### REQUIRED WORK
Report only the number of lines below in which the string "table" appears.

### EXERCISE MATERIAL
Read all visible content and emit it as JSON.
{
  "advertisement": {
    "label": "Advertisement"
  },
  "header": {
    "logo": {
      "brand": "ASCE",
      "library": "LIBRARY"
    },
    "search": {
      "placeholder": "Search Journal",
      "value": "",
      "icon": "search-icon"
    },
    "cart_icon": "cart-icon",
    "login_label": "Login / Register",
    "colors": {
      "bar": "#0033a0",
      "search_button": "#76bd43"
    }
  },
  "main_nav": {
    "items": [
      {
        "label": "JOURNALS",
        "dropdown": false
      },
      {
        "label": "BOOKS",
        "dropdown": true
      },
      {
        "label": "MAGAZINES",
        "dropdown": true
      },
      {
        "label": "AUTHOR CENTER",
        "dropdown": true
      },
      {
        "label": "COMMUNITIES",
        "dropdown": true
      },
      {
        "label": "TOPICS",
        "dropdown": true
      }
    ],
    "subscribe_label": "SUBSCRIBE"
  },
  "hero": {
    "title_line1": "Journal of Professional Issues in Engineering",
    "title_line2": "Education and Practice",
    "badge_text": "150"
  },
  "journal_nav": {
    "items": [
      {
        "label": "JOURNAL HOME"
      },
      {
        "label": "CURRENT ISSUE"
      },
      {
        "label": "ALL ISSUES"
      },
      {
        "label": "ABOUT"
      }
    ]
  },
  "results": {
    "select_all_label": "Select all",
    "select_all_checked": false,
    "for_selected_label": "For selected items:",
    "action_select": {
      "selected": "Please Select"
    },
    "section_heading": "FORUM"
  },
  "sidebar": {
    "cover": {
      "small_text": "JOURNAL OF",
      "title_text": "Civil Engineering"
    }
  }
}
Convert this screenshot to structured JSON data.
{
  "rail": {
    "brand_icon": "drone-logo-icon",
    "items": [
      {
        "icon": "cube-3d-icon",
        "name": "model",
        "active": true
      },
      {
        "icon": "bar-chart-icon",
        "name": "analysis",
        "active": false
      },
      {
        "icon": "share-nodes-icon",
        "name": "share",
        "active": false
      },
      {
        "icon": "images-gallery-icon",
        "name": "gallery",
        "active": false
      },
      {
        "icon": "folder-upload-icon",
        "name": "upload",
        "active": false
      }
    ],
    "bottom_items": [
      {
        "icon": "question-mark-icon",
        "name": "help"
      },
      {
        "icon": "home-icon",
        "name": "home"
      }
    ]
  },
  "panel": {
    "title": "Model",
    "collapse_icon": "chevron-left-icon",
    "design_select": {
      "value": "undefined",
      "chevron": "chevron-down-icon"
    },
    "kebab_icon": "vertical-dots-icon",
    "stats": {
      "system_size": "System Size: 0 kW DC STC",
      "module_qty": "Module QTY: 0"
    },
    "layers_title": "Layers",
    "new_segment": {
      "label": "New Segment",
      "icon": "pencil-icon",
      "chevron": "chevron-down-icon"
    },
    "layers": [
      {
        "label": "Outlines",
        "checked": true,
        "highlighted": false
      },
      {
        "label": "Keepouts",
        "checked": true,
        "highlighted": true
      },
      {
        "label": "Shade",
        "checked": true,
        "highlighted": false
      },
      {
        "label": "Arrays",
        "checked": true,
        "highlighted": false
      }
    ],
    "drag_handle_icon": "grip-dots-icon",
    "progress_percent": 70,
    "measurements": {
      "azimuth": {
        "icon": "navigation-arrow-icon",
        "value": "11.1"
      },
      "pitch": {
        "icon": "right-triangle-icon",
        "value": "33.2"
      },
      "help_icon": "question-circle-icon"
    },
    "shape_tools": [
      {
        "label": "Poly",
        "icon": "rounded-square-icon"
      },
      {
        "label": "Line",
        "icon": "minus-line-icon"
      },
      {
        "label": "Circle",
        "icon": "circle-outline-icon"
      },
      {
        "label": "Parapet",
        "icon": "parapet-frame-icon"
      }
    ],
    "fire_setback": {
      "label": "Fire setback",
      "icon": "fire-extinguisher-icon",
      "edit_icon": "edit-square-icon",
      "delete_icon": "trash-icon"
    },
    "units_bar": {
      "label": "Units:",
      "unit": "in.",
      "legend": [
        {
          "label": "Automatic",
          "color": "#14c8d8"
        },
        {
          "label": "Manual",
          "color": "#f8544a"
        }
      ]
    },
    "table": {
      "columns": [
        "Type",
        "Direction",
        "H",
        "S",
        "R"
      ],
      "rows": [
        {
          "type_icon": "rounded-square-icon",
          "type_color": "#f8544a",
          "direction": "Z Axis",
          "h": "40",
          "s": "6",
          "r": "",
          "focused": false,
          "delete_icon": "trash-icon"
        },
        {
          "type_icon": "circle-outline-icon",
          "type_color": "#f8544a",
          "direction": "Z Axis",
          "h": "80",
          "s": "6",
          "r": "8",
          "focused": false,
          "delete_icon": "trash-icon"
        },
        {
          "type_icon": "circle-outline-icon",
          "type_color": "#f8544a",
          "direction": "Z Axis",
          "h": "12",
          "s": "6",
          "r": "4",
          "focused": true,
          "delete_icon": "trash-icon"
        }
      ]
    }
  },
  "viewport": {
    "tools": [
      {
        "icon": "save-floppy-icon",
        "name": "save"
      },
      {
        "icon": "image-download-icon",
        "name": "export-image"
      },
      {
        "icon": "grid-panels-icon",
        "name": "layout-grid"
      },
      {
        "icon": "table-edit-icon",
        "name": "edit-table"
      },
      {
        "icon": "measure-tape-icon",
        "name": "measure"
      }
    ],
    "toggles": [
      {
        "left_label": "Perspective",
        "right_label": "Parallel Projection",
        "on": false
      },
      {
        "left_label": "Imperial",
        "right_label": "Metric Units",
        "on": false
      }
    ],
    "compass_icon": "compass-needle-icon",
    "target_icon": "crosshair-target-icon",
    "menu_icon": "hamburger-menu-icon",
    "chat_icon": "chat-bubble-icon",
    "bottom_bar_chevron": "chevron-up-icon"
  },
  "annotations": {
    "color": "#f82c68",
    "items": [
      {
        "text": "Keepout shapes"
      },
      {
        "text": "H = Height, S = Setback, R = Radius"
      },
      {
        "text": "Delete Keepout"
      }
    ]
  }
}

### EXERCISE ANSWER
3